***** Data shown

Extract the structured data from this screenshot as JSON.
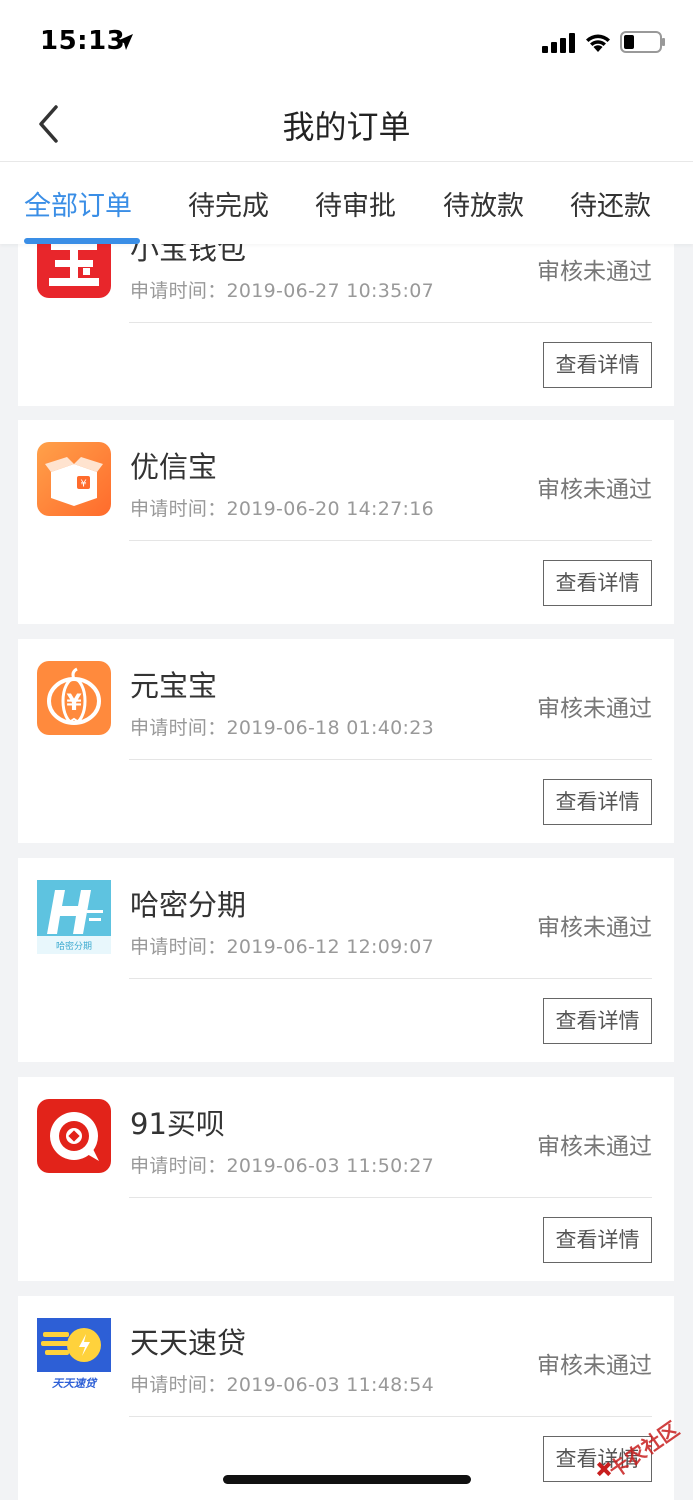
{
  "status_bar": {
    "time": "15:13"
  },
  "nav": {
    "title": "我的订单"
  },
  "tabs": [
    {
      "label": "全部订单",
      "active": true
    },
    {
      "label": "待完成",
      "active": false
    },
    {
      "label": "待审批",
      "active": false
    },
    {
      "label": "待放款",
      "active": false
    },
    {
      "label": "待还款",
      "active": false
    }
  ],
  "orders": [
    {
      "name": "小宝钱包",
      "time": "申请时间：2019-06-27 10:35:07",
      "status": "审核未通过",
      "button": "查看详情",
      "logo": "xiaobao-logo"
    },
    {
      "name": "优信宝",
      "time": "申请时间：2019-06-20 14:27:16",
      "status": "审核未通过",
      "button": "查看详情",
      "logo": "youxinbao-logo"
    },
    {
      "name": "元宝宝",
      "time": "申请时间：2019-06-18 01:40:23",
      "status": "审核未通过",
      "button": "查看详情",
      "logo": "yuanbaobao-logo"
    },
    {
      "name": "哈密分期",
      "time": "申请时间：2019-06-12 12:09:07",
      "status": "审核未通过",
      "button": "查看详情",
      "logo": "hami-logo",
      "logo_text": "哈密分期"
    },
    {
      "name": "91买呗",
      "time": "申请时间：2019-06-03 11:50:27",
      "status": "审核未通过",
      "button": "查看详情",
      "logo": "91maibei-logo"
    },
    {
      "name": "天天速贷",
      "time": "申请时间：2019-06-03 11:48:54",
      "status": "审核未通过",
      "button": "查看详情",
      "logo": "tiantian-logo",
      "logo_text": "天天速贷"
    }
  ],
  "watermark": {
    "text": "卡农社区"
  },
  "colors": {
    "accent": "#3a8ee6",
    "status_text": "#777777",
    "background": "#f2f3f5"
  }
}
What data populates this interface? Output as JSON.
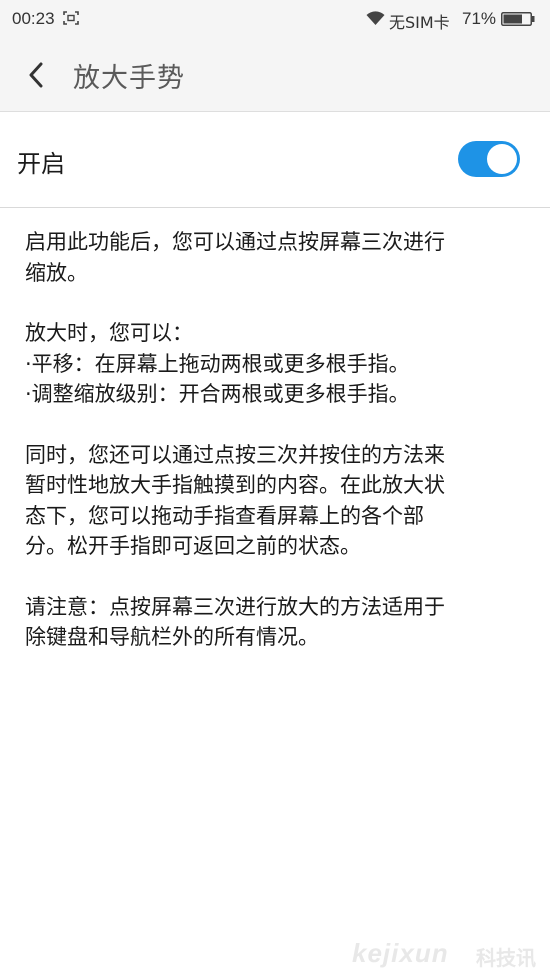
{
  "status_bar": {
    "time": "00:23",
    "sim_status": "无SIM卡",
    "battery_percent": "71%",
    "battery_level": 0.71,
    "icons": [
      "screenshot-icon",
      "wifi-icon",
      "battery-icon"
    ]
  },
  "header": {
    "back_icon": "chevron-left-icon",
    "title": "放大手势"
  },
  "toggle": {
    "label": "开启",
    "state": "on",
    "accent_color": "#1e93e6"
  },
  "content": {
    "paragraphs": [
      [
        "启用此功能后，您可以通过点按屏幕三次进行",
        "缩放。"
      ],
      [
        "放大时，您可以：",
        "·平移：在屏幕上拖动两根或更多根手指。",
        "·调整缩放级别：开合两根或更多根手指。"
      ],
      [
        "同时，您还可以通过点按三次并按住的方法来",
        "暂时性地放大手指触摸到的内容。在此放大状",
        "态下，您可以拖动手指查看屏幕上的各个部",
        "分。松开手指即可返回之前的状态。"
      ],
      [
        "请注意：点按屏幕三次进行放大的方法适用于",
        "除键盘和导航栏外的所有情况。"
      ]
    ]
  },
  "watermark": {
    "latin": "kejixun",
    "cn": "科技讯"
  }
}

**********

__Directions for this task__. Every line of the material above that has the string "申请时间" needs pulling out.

__Written response__.
      "time": "申请时间：2019-06-27 10:35:07",
      "time": "申请时间：2019-06-20 14:27:16",
      "time": "申请时间：2019-06-18 01:40:23",
      "time": "申请时间：2019-06-12 12:09:07",
      "time": "申请时间：2019-06-03 11:50:27",
      "time": "申请时间：2019-06-03 11:48:54",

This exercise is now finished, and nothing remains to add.